* WORK ORDER:
Under this task are some entries; return every one of them exactly.

* Dataset rows for apps and sites:
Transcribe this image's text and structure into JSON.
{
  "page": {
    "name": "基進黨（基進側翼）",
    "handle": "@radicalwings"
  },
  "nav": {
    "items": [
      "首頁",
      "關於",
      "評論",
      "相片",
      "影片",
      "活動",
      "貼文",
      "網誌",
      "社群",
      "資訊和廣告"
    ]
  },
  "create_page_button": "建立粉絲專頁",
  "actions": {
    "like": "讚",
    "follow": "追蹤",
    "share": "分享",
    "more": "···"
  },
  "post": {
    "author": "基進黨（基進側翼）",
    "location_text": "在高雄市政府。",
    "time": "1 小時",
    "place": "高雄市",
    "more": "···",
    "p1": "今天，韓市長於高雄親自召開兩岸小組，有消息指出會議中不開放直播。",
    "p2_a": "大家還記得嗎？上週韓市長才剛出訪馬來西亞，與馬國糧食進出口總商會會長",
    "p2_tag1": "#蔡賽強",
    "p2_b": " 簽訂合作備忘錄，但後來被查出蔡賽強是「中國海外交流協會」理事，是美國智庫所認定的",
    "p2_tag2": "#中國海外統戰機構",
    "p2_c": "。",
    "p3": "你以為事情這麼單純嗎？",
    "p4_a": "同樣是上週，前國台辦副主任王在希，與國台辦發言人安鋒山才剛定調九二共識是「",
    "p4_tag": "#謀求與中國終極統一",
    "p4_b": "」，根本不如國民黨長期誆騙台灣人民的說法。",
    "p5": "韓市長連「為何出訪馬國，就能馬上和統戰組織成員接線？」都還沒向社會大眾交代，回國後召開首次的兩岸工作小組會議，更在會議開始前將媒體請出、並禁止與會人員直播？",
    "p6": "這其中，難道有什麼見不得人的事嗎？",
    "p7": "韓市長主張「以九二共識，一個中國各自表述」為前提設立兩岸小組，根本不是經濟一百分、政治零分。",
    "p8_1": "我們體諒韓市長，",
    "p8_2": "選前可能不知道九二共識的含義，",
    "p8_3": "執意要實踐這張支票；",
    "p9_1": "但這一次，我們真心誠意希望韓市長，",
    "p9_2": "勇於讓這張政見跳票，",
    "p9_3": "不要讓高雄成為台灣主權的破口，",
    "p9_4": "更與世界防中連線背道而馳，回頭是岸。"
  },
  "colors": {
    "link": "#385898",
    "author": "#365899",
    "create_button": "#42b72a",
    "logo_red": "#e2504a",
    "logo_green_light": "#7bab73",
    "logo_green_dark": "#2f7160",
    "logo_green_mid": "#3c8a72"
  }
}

* RESPONSE TO THIS TASK:
Transcribe this image's text and structure into JSON.
{
  "page": {
    "name": "基進黨（基進側翼）",
    "handle": "@radicalwings"
  },
  "nav": {
    "items": [
      "首頁",
      "關於",
      "評論",
      "相片",
      "影片",
      "活動",
      "貼文",
      "網誌",
      "社群",
      "資訊和廣告"
    ]
  },
  "create_page_button": "建立粉絲專頁",
  "actions": {
    "like": "讚",
    "follow": "追蹤",
    "share": "分享",
    "more": "···"
  },
  "post": {
    "author": "基進黨（基進側翼）",
    "location_text": "在高雄市政府。",
    "time": "1 小時",
    "place": "高雄市",
    "more": "···",
    "p1": "今天，韓市長於高雄親自召開兩岸小組，有消息指出會議中不開放直播。",
    "p2_a": "大家還記得嗎？上週韓市長才剛出訪馬來西亞，與馬國糧食進出口總商會會長",
    "p2_tag1": "#蔡賽強",
    "p2_b": " 簽訂合作備忘錄，但後來被查出蔡賽強是「中國海外交流協會」理事，是美國智庫所認定的",
    "p2_tag2": "#中國海外統戰機構",
    "p2_c": "。",
    "p3": "你以為事情這麼單純嗎？",
    "p4_a": "同樣是上週，前國台辦副主任王在希，與國台辦發言人安鋒山才剛定調九二共識是「",
    "p4_tag": "#謀求與中國終極統一",
    "p4_b": "」，根本不如國民黨長期誆騙台灣人民的說法。",
    "p5": "韓市長連「為何出訪馬國，就能馬上和統戰組織成員接線？」都還沒向社會大眾交代，回國後召開首次的兩岸工作小組會議，更在會議開始前將媒體請出、並禁止與會人員直播？",
    "p6": "這其中，難道有什麼見不得人的事嗎？",
    "p7": "韓市長主張「以九二共識，一個中國各自表述」為前提設立兩岸小組，根本不是經濟一百分、政治零分。",
    "p8_1": "我們體諒韓市長，",
    "p8_2": "選前可能不知道九二共識的含義，",
    "p8_3": "執意要實踐這張支票；",
    "p9_1": "但這一次，我們真心誠意希望韓市長，",
    "p9_2": "勇於讓這張政見跳票，",
    "p9_3": "不要讓高雄成為台灣主權的破口，",
    "p9_4": "更與世界防中連線背道而馳，回頭是岸。"
  },
  "colors": {
    "link": "#385898",
    "author": "#365899",
    "create_button": "#42b72a",
    "logo_red": "#e2504a",
    "logo_green_light": "#7bab73",
    "logo_green_dark": "#2f7160",
    "logo_green_mid": "#3c8a72"
  }
}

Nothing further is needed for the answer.